= Work item =
For each entry below, copy the text exactly and leave out any picture.

Records excerpted from a collection
==========
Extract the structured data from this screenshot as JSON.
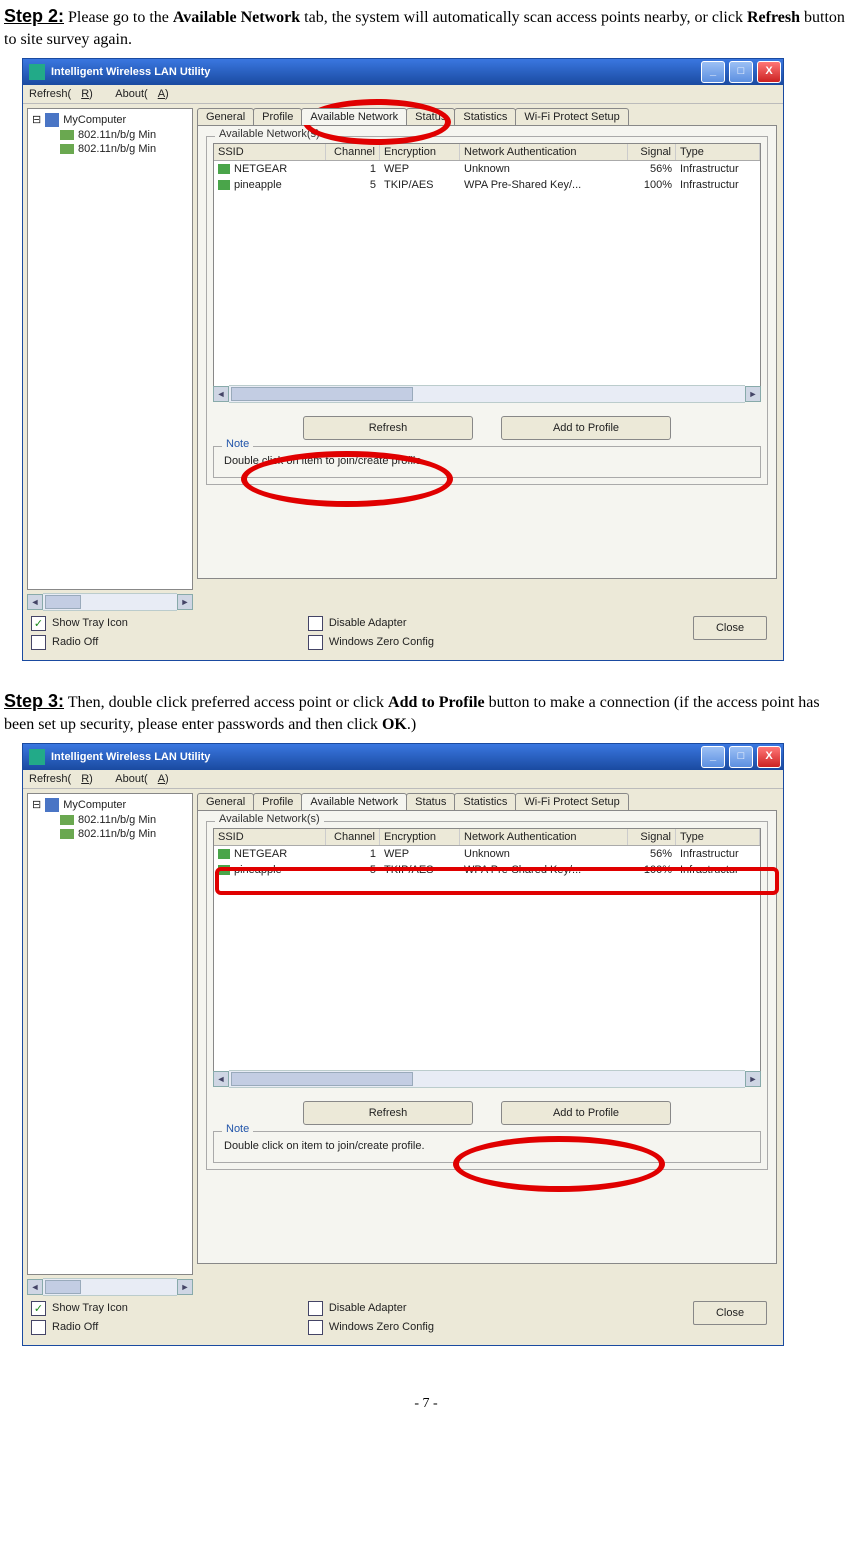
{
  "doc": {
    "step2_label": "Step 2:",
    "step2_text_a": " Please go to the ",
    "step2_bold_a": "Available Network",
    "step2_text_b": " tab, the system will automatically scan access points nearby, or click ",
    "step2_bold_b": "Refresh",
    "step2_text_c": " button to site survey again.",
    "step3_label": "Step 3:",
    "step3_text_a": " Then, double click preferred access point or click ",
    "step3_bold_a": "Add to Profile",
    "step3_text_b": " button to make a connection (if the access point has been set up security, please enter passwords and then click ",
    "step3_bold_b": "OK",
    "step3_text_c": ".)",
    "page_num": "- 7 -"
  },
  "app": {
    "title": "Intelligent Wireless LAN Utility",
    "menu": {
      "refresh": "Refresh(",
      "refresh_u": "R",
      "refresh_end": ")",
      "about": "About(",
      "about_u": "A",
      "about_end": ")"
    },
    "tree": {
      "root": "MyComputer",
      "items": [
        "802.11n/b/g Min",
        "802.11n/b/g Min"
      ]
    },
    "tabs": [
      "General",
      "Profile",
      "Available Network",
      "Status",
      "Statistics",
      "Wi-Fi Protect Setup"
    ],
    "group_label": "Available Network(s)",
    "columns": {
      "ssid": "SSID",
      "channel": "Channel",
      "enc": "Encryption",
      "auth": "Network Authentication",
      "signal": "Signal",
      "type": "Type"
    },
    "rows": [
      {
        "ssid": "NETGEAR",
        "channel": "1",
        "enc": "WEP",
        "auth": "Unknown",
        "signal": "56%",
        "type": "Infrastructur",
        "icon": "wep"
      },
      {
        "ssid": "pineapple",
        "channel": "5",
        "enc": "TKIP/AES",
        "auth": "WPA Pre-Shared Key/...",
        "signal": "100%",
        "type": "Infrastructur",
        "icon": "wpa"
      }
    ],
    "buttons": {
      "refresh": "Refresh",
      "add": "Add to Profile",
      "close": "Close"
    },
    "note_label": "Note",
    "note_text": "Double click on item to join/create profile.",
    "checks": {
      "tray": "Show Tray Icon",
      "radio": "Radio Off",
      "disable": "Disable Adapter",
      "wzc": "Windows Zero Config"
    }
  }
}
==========
= Task answer =
Extract the structured data from this screenshot as JSON.
{
  "doc": {
    "step2_label": "Step 2:",
    "step2_text_a": " Please go to the ",
    "step2_bold_a": "Available Network",
    "step2_text_b": " tab, the system will automatically scan access points nearby, or click ",
    "step2_bold_b": "Refresh",
    "step2_text_c": " button to site survey again.",
    "step3_label": "Step 3:",
    "step3_text_a": " Then, double click preferred access point or click ",
    "step3_bold_a": "Add to Profile",
    "step3_text_b": " button to make a connection (if the access point has been set up security, please enter passwords and then click ",
    "step3_bold_b": "OK",
    "step3_text_c": ".)",
    "page_num": "- 7 -"
  },
  "app": {
    "title": "Intelligent Wireless LAN Utility",
    "menu": {
      "refresh": "Refresh(",
      "refresh_u": "R",
      "refresh_end": ")",
      "about": "About(",
      "about_u": "A",
      "about_end": ")"
    },
    "tree": {
      "root": "MyComputer",
      "items": [
        "802.11n/b/g Min",
        "802.11n/b/g Min"
      ]
    },
    "tabs": [
      "General",
      "Profile",
      "Available Network",
      "Status",
      "Statistics",
      "Wi-Fi Protect Setup"
    ],
    "group_label": "Available Network(s)",
    "columns": {
      "ssid": "SSID",
      "channel": "Channel",
      "enc": "Encryption",
      "auth": "Network Authentication",
      "signal": "Signal",
      "type": "Type"
    },
    "rows": [
      {
        "ssid": "NETGEAR",
        "channel": "1",
        "enc": "WEP",
        "auth": "Unknown",
        "signal": "56%",
        "type": "Infrastructur",
        "icon": "wep"
      },
      {
        "ssid": "pineapple",
        "channel": "5",
        "enc": "TKIP/AES",
        "auth": "WPA Pre-Shared Key/...",
        "signal": "100%",
        "type": "Infrastructur",
        "icon": "wpa"
      }
    ],
    "buttons": {
      "refresh": "Refresh",
      "add": "Add to Profile",
      "close": "Close"
    },
    "note_label": "Note",
    "note_text": "Double click on item to join/create profile.",
    "checks": {
      "tray": "Show Tray Icon",
      "radio": "Radio Off",
      "disable": "Disable Adapter",
      "wzc": "Windows Zero Config"
    }
  }
}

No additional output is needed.